**Source material**
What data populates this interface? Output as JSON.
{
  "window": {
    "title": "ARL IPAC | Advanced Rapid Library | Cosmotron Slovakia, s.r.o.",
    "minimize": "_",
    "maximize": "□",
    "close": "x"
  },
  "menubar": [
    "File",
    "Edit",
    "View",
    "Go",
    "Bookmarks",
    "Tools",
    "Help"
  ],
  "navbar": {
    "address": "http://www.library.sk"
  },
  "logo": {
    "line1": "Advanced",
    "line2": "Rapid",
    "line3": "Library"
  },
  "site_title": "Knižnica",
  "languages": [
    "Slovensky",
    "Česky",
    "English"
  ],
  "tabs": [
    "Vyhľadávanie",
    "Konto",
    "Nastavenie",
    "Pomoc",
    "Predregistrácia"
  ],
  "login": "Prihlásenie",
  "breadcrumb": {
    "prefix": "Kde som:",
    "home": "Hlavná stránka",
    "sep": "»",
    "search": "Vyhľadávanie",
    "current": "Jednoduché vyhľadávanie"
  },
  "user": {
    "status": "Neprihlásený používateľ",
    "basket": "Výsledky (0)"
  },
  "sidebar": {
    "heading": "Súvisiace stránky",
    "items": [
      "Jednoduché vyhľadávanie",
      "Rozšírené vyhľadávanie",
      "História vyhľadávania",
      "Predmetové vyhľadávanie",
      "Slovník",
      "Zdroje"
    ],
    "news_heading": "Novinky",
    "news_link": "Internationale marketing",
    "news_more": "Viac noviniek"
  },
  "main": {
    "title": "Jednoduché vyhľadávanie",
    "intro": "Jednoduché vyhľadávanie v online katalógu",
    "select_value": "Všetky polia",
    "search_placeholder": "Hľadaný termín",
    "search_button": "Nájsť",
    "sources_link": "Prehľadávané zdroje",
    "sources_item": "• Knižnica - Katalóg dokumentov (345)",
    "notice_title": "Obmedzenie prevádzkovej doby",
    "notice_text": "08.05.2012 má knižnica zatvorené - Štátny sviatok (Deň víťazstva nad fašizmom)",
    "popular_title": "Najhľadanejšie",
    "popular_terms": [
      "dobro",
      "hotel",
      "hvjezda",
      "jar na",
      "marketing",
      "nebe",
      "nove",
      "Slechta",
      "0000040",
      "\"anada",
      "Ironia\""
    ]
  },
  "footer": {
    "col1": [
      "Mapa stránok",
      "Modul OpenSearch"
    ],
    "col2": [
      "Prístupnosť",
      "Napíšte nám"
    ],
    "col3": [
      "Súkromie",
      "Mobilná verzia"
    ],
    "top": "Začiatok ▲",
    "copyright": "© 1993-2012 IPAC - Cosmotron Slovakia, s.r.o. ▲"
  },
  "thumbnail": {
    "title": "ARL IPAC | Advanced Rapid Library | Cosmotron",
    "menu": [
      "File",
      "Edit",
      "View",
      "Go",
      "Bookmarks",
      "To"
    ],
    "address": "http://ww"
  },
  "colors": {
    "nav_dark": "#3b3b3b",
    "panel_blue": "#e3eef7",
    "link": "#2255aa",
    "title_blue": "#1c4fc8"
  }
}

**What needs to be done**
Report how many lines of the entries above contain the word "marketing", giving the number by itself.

**Your solution**
2